The “Chase a Buck” Syndrome
The “Chase a Buck” Syndrome
Many business owners constantly see opportunities to make money and do not hesitate to take advantage of them. One of the great benefits of owning a business is the insight it reveals about what is working well and not-so-well in an industry and how to profit from the issues that develop from time to time. But sometimes entrepreneurs see almost too much opportunity and make money too many ways.
What’s Wrong with Making Money?
In the abstract, there is absolutely nothing wrong with making money. But if an entrepreneur pursues too many disparate opportunities by “chasing a buck” rather than strategically investing in the business, the resulting company can be difficult for buyers to understand, command a lower valuation multiple or become altogether unattractive.
One example involves a company that was founded decades ago as a direct-mail advertising agency. In response to changes in the industry and to newer technologies, the company had evolved into a provider of turnkey promotional programs for salesforces, offering everything from conceptual design to ERP interface, performance tracking and prize/product fulfillment.
Along the way, the company added its own call center and began providing outsourced customer service to its best clients.

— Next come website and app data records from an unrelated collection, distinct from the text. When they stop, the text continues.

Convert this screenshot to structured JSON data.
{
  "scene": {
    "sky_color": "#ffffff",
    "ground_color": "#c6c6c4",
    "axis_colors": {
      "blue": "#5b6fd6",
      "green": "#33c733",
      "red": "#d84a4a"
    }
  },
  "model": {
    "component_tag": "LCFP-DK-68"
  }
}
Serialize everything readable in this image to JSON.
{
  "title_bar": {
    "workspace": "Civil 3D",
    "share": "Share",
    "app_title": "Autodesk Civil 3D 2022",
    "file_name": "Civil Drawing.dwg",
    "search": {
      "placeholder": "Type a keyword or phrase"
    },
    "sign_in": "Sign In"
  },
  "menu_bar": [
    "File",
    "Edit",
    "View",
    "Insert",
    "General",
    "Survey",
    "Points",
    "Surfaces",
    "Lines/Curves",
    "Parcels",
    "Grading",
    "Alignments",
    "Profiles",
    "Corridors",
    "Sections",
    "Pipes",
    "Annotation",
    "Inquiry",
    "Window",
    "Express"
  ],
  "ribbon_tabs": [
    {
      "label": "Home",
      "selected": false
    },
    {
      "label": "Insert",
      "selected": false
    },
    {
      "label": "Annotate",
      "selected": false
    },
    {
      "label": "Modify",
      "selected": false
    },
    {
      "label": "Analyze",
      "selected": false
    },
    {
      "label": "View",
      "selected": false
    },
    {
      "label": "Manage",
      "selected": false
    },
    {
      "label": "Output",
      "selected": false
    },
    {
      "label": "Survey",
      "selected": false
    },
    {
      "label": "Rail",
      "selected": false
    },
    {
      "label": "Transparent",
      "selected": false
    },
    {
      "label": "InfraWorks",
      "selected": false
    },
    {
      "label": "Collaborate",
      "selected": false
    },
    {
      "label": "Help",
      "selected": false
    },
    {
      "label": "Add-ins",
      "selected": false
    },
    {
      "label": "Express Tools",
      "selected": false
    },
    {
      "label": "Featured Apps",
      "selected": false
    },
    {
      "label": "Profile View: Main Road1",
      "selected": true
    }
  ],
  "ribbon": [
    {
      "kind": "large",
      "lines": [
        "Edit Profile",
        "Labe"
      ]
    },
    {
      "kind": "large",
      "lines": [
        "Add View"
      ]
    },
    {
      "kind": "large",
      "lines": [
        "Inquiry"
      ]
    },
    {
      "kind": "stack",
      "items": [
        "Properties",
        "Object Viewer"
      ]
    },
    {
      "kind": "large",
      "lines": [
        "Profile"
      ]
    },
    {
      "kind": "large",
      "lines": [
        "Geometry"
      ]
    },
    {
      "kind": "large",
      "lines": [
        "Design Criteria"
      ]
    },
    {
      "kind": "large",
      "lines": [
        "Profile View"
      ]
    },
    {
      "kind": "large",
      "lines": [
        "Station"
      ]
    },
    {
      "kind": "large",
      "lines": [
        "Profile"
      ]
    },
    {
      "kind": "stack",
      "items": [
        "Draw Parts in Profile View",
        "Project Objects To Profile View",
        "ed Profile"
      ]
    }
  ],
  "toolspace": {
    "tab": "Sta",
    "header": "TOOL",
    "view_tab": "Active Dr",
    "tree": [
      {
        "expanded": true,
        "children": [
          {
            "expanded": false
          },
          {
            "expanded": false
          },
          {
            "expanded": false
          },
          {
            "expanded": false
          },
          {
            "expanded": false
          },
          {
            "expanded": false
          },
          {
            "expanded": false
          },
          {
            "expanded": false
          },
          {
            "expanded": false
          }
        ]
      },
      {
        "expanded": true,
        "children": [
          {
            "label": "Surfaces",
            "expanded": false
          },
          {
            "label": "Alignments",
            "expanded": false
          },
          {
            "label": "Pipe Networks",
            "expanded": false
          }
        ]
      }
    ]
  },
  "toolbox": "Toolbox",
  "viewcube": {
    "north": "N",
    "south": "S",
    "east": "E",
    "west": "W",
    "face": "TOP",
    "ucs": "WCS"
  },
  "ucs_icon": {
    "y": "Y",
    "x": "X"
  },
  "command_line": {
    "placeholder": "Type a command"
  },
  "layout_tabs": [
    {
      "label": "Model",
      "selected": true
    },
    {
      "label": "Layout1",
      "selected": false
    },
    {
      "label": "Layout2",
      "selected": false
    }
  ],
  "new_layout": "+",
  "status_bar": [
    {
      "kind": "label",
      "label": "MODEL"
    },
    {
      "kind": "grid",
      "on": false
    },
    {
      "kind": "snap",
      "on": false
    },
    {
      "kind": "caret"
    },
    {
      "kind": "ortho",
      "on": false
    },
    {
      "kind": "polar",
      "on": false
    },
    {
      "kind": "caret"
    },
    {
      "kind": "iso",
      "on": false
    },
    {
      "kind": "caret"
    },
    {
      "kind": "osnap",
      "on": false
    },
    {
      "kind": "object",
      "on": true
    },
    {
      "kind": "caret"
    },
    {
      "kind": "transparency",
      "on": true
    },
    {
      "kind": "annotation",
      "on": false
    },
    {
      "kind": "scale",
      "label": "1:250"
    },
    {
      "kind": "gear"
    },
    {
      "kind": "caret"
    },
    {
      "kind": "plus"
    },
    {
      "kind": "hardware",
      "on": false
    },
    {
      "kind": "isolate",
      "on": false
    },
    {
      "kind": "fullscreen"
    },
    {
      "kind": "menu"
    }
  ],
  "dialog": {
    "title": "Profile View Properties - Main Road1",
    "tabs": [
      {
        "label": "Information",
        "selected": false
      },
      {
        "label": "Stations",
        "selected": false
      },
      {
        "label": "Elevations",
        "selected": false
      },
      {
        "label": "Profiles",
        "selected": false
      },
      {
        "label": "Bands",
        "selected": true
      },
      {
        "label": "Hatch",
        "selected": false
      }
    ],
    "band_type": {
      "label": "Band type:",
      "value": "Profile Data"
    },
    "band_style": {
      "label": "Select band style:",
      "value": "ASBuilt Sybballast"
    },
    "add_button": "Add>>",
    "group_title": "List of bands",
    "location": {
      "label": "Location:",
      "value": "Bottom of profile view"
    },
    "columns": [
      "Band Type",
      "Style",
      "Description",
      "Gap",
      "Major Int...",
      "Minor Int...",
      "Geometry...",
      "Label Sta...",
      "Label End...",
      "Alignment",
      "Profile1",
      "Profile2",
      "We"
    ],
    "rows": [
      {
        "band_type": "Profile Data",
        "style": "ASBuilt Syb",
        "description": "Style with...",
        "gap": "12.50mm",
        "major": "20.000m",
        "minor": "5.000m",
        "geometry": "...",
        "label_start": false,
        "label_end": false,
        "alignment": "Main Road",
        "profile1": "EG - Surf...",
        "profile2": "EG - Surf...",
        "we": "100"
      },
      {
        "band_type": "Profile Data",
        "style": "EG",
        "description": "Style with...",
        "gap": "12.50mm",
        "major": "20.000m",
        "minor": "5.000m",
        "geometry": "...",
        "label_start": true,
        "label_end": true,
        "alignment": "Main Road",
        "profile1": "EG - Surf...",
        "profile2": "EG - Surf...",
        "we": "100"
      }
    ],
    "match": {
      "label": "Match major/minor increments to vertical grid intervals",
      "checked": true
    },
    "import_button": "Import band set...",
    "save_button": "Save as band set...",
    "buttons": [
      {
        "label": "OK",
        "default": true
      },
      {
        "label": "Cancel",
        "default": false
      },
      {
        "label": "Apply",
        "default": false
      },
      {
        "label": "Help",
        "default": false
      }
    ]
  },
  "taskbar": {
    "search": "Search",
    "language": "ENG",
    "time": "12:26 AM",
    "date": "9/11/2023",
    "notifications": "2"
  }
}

And over time, instead of investing in the higher value elements of the business, such as the ERP interfaces and the program management software, the owner fell victim to the “chase a buck” syndrome and began to funnel most of the free cash flow into the call center. His rationale was that it provided attractive cash-on-cash returns.
By the time the owner was ready to sell, the call center was as large as the promotional program business and had a material influence on the overall value of the business. At the time, the EBITDA multiple for call centers had fallen to 3x, while the multiple for the ERP integration business was closer to 10x. However, buyers had a difficult time looking past the call center and the owner struggled to get bids north of 5x EBITDA.

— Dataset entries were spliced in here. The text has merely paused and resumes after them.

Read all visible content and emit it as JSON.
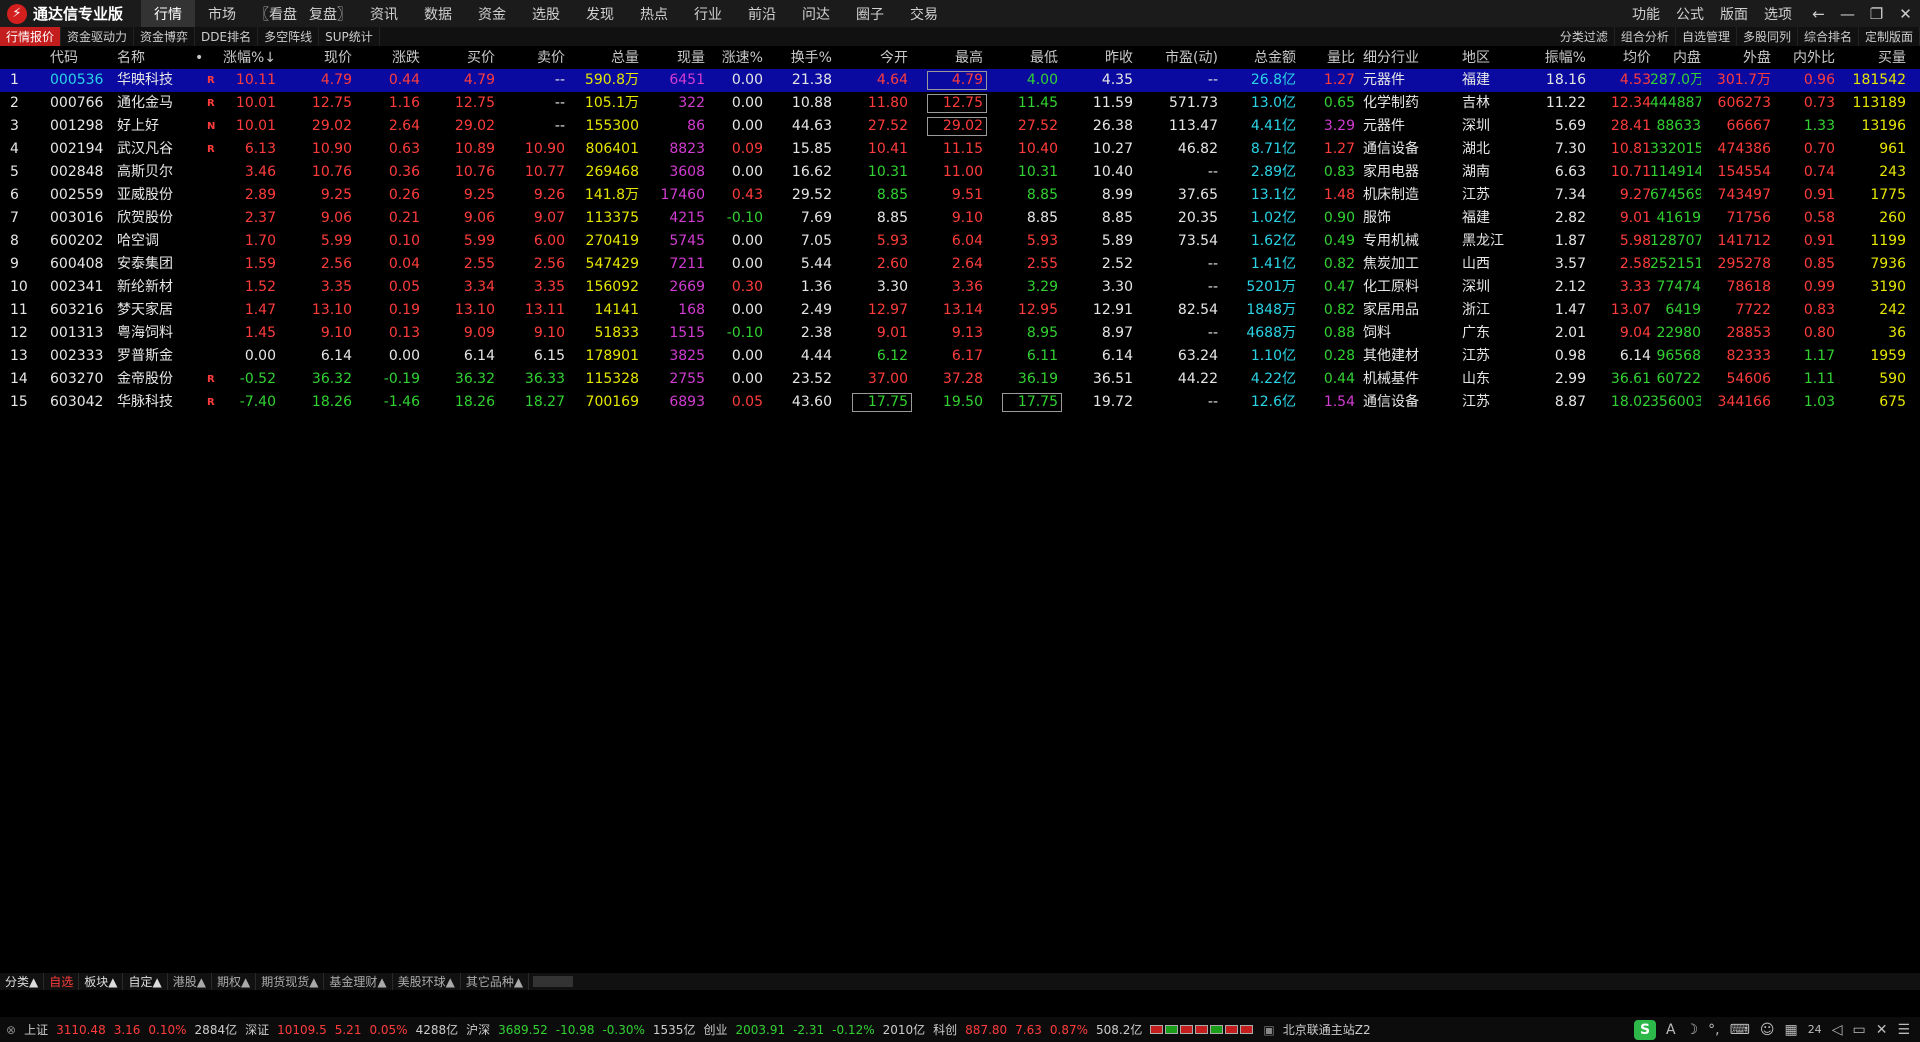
{
  "title": "通达信专业版",
  "menu": [
    "行情",
    "市场",
    "〖看盘",
    "复盘〗",
    "资讯",
    "数据",
    "资金",
    "选股",
    "发现",
    "热点",
    "行业",
    "前沿",
    "问达",
    "圈子",
    "交易"
  ],
  "right_menu": [
    "功能",
    "公式",
    "版面",
    "选项"
  ],
  "subtabs": [
    "行情报价",
    "资金驱动力",
    "资金博弈",
    "DDE排名",
    "多空阵线",
    "SUP统计"
  ],
  "subtabs_right": [
    "分类过滤",
    "组合分析",
    "自选管理",
    "多股同列",
    "综合排名",
    "定制版面"
  ],
  "headers": [
    "",
    "代码",
    "名称",
    "•",
    "涨幅%↓",
    "现价",
    "涨跌",
    "买价",
    "卖价",
    "总量",
    "现量",
    "涨速%",
    "换手%",
    "今开",
    "最高",
    "最低",
    "昨收",
    "市盈(动)",
    "总金额",
    "量比",
    "细分行业",
    "地区",
    "振幅%",
    "均价",
    "内盘",
    "外盘",
    "内外比",
    "买量"
  ],
  "rows": [
    {
      "n": "1",
      "code": "000536",
      "name": "华映科技",
      "flag": "R",
      "pct": "10.11",
      "price": "4.79",
      "chg": "0.44",
      "bid": "4.79",
      "ask": "--",
      "vol": "590.8万",
      "cur": "6451",
      "spd": "0.00",
      "turn": "21.38",
      "open": "4.64",
      "high": "4.79",
      "low": "4.00",
      "prev": "4.35",
      "pe": "--",
      "amt": "26.8亿",
      "vr": "1.27",
      "ind": "元器件",
      "reg": "福建",
      "amp": "18.16",
      "avg": "4.53",
      "inner": "287.0万",
      "outer": "301.7万",
      "ior": "0.96",
      "bv": "181542"
    },
    {
      "n": "2",
      "code": "000766",
      "name": "通化金马",
      "flag": "R",
      "pct": "10.01",
      "price": "12.75",
      "chg": "1.16",
      "bid": "12.75",
      "ask": "--",
      "vol": "105.1万",
      "cur": "322",
      "spd": "0.00",
      "turn": "10.88",
      "open": "11.80",
      "high": "12.75",
      "low": "11.45",
      "prev": "11.59",
      "pe": "571.73",
      "amt": "13.0亿",
      "vr": "0.65",
      "ind": "化学制药",
      "reg": "吉林",
      "amp": "11.22",
      "avg": "12.34",
      "inner": "444887",
      "outer": "606273",
      "ior": "0.73",
      "bv": "113189"
    },
    {
      "n": "3",
      "code": "001298",
      "name": "好上好",
      "flag": "N",
      "pct": "10.01",
      "price": "29.02",
      "chg": "2.64",
      "bid": "29.02",
      "ask": "--",
      "vol": "155300",
      "cur": "86",
      "spd": "0.00",
      "turn": "44.63",
      "open": "27.52",
      "high": "29.02",
      "low": "27.52",
      "prev": "26.38",
      "pe": "113.47",
      "amt": "4.41亿",
      "vr": "3.29",
      "ind": "元器件",
      "reg": "深圳",
      "amp": "5.69",
      "avg": "28.41",
      "inner": "88633",
      "outer": "66667",
      "ior": "1.33",
      "bv": "13196"
    },
    {
      "n": "4",
      "code": "002194",
      "name": "武汉凡谷",
      "flag": "R",
      "pct": "6.13",
      "price": "10.90",
      "chg": "0.63",
      "bid": "10.89",
      "ask": "10.90",
      "vol": "806401",
      "cur": "8823",
      "spd": "0.09",
      "turn": "15.85",
      "open": "10.41",
      "high": "11.15",
      "low": "10.40",
      "prev": "10.27",
      "pe": "46.82",
      "amt": "8.71亿",
      "vr": "1.27",
      "ind": "通信设备",
      "reg": "湖北",
      "amp": "7.30",
      "avg": "10.81",
      "inner": "332015",
      "outer": "474386",
      "ior": "0.70",
      "bv": "961"
    },
    {
      "n": "5",
      "code": "002848",
      "name": "高斯贝尔",
      "flag": "",
      "pct": "3.46",
      "price": "10.76",
      "chg": "0.36",
      "bid": "10.76",
      "ask": "10.77",
      "vol": "269468",
      "cur": "3608",
      "spd": "0.00",
      "turn": "16.62",
      "open": "10.31",
      "high": "11.00",
      "low": "10.31",
      "prev": "10.40",
      "pe": "--",
      "amt": "2.89亿",
      "vr": "0.83",
      "ind": "家用电器",
      "reg": "湖南",
      "amp": "6.63",
      "avg": "10.71",
      "inner": "114914",
      "outer": "154554",
      "ior": "0.74",
      "bv": "243"
    },
    {
      "n": "6",
      "code": "002559",
      "name": "亚威股份",
      "flag": "",
      "pct": "2.89",
      "price": "9.25",
      "chg": "0.26",
      "bid": "9.25",
      "ask": "9.26",
      "vol": "141.8万",
      "cur": "17460",
      "spd": "0.43",
      "turn": "29.52",
      "open": "8.85",
      "high": "9.51",
      "low": "8.85",
      "prev": "8.99",
      "pe": "37.65",
      "amt": "13.1亿",
      "vr": "1.48",
      "ind": "机床制造",
      "reg": "江苏",
      "amp": "7.34",
      "avg": "9.27",
      "inner": "674569",
      "outer": "743497",
      "ior": "0.91",
      "bv": "1775"
    },
    {
      "n": "7",
      "code": "003016",
      "name": "欣贺股份",
      "flag": "",
      "pct": "2.37",
      "price": "9.06",
      "chg": "0.21",
      "bid": "9.06",
      "ask": "9.07",
      "vol": "113375",
      "cur": "4215",
      "spd": "-0.10",
      "turn": "7.69",
      "open": "8.85",
      "high": "9.10",
      "low": "8.85",
      "prev": "8.85",
      "pe": "20.35",
      "amt": "1.02亿",
      "vr": "0.90",
      "ind": "服饰",
      "reg": "福建",
      "amp": "2.82",
      "avg": "9.01",
      "inner": "41619",
      "outer": "71756",
      "ior": "0.58",
      "bv": "260"
    },
    {
      "n": "8",
      "code": "600202",
      "name": "哈空调",
      "flag": "",
      "pct": "1.70",
      "price": "5.99",
      "chg": "0.10",
      "bid": "5.99",
      "ask": "6.00",
      "vol": "270419",
      "cur": "5745",
      "spd": "0.00",
      "turn": "7.05",
      "open": "5.93",
      "high": "6.04",
      "low": "5.93",
      "prev": "5.89",
      "pe": "73.54",
      "amt": "1.62亿",
      "vr": "0.49",
      "ind": "专用机械",
      "reg": "黑龙江",
      "amp": "1.87",
      "avg": "5.98",
      "inner": "128707",
      "outer": "141712",
      "ior": "0.91",
      "bv": "1199"
    },
    {
      "n": "9",
      "code": "600408",
      "name": "安泰集团",
      "flag": "",
      "pct": "1.59",
      "price": "2.56",
      "chg": "0.04",
      "bid": "2.55",
      "ask": "2.56",
      "vol": "547429",
      "cur": "7211",
      "spd": "0.00",
      "turn": "5.44",
      "open": "2.60",
      "high": "2.64",
      "low": "2.55",
      "prev": "2.52",
      "pe": "--",
      "amt": "1.41亿",
      "vr": "0.82",
      "ind": "焦炭加工",
      "reg": "山西",
      "amp": "3.57",
      "avg": "2.58",
      "inner": "252151",
      "outer": "295278",
      "ior": "0.85",
      "bv": "7936"
    },
    {
      "n": "10",
      "code": "002341",
      "name": "新纶新材",
      "flag": "",
      "pct": "1.52",
      "price": "3.35",
      "chg": "0.05",
      "bid": "3.34",
      "ask": "3.35",
      "vol": "156092",
      "cur": "2669",
      "spd": "0.30",
      "turn": "1.36",
      "open": "3.30",
      "high": "3.36",
      "low": "3.29",
      "prev": "3.30",
      "pe": "--",
      "amt": "5201万",
      "vr": "0.47",
      "ind": "化工原料",
      "reg": "深圳",
      "amp": "2.12",
      "avg": "3.33",
      "inner": "77474",
      "outer": "78618",
      "ior": "0.99",
      "bv": "3190"
    },
    {
      "n": "11",
      "code": "603216",
      "name": "梦天家居",
      "flag": "",
      "pct": "1.47",
      "price": "13.10",
      "chg": "0.19",
      "bid": "13.10",
      "ask": "13.11",
      "vol": "14141",
      "cur": "168",
      "spd": "0.00",
      "turn": "2.49",
      "open": "12.97",
      "high": "13.14",
      "low": "12.95",
      "prev": "12.91",
      "pe": "82.54",
      "amt": "1848万",
      "vr": "0.82",
      "ind": "家居用品",
      "reg": "浙江",
      "amp": "1.47",
      "avg": "13.07",
      "inner": "6419",
      "outer": "7722",
      "ior": "0.83",
      "bv": "242"
    },
    {
      "n": "12",
      "code": "001313",
      "name": "粤海饲料",
      "flag": "",
      "pct": "1.45",
      "price": "9.10",
      "chg": "0.13",
      "bid": "9.09",
      "ask": "9.10",
      "vol": "51833",
      "cur": "1515",
      "spd": "-0.10",
      "turn": "2.38",
      "open": "9.01",
      "high": "9.13",
      "low": "8.95",
      "prev": "8.97",
      "pe": "--",
      "amt": "4688万",
      "vr": "0.88",
      "ind": "饲料",
      "reg": "广东",
      "amp": "2.01",
      "avg": "9.04",
      "inner": "22980",
      "outer": "28853",
      "ior": "0.80",
      "bv": "36"
    },
    {
      "n": "13",
      "code": "002333",
      "name": "罗普斯金",
      "flag": "",
      "pct": "0.00",
      "price": "6.14",
      "chg": "0.00",
      "bid": "6.14",
      "ask": "6.15",
      "vol": "178901",
      "cur": "3825",
      "spd": "0.00",
      "turn": "4.44",
      "open": "6.12",
      "high": "6.17",
      "low": "6.11",
      "prev": "6.14",
      "pe": "63.24",
      "amt": "1.10亿",
      "vr": "0.28",
      "ind": "其他建材",
      "reg": "江苏",
      "amp": "0.98",
      "avg": "6.14",
      "inner": "96568",
      "outer": "82333",
      "ior": "1.17",
      "bv": "1959"
    },
    {
      "n": "14",
      "code": "603270",
      "name": "金帝股份",
      "flag": "R",
      "pct": "-0.52",
      "price": "36.32",
      "chg": "-0.19",
      "bid": "36.32",
      "ask": "36.33",
      "vol": "115328",
      "cur": "2755",
      "spd": "0.00",
      "turn": "23.52",
      "open": "37.00",
      "high": "37.28",
      "low": "36.19",
      "prev": "36.51",
      "pe": "44.22",
      "amt": "4.22亿",
      "vr": "0.44",
      "ind": "机械基件",
      "reg": "山东",
      "amp": "2.99",
      "avg": "36.61",
      "inner": "60722",
      "outer": "54606",
      "ior": "1.11",
      "bv": "590"
    },
    {
      "n": "15",
      "code": "603042",
      "name": "华脉科技",
      "flag": "R",
      "pct": "-7.40",
      "price": "18.26",
      "chg": "-1.46",
      "bid": "18.26",
      "ask": "18.27",
      "vol": "700169",
      "cur": "6893",
      "spd": "0.05",
      "turn": "43.60",
      "open": "17.75",
      "high": "19.50",
      "low": "17.75",
      "prev": "19.72",
      "pe": "--",
      "amt": "12.6亿",
      "vr": "1.54",
      "ind": "通信设备",
      "reg": "江苏",
      "amp": "8.87",
      "avg": "18.02",
      "inner": "356003",
      "outer": "344166",
      "ior": "1.03",
      "bv": "675"
    }
  ],
  "bottom_tabs": [
    "分类▲",
    "自选",
    "板块▲",
    "自定▲",
    "港股▲",
    "期权▲",
    "期货现货▲",
    "基金理财▲",
    "美股环球▲",
    "其它品种▲"
  ],
  "status": {
    "sh_label": "上证",
    "sh_val": "3110.48",
    "sh_chg": "3.16",
    "sh_pct": "0.10%",
    "sh_amt": "2884亿",
    "sz_label": "深证",
    "sz_val": "10109.5",
    "sz_chg": "5.21",
    "sz_pct": "0.05%",
    "sz_amt": "4288亿",
    "hs_label": "沪深",
    "hs_val": "3689.52",
    "hs_chg": "-10.98",
    "hs_pct": "-0.30%",
    "hs_amt": "1535亿",
    "cy_label": "创业",
    "cy_val": "2003.91",
    "cy_chg": "-2.31",
    "cy_pct": "-0.12%",
    "cy_amt": "2010亿",
    "kc_label": "科创",
    "kc_val": "887.80",
    "kc_chg": "7.63",
    "kc_pct": "0.87%",
    "kc_amt": "508.2亿",
    "server": "北京联通主站Z2",
    "clock": "24"
  },
  "colors": {
    "up": "#ff3c3c",
    "down": "#32d232",
    "selected_row": "#0a0aa0",
    "accent": "#c41d1d"
  }
}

Keep an Eye on the Exit
When they are allocating capital and setting objectives for their companies, entrepreneurs and family business owners should fight the urge to “chase a buck” and instead take into account the impact their decisions are having on the valuation multiple buyers might ascribe to the business. We recommend this practice even when the intention is to hold the business forever. It usually leads to faster value creation and provides better options in the event that circumstances change.
Investment bankers, M&A advisors and private equity investors are great sources of information on these issues. While there is some risk that they will do more than simply share their opinions, our experience is that, in the interest of establishing a relationship and positioning themselves for a future opportunity, most of them will be patient, act in a professional manner and resist the temptation to start a de facto sales process.

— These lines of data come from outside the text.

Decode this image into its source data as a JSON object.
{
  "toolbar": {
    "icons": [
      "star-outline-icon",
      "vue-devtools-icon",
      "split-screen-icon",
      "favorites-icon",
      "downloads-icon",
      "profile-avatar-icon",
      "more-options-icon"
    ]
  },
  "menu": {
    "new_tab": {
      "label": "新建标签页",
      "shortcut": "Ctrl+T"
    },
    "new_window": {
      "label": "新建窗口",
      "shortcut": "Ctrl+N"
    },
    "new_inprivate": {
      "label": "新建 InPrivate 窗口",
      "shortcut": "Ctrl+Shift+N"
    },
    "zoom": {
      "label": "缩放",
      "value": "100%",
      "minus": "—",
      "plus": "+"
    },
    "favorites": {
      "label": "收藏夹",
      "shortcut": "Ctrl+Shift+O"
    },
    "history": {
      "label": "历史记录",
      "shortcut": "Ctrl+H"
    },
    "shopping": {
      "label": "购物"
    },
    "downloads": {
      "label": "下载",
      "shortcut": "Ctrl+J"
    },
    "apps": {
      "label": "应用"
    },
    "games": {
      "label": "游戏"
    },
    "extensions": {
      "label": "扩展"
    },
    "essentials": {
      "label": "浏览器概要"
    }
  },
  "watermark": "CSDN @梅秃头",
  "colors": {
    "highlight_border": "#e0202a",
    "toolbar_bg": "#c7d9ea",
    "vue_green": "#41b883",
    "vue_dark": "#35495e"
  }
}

If you have clients who could benefit from a point of view about how a buyer might view their businesses or how certain strategic initiatives might impact the attractiveness of the business to potential buyers, please consider introducing them to Bootstrap Capital. Because we invest our own capital, we are not subject to the pressures of a fund’s investment timeline and are happy to share our insights without any expectations about an immediate investment opportunity.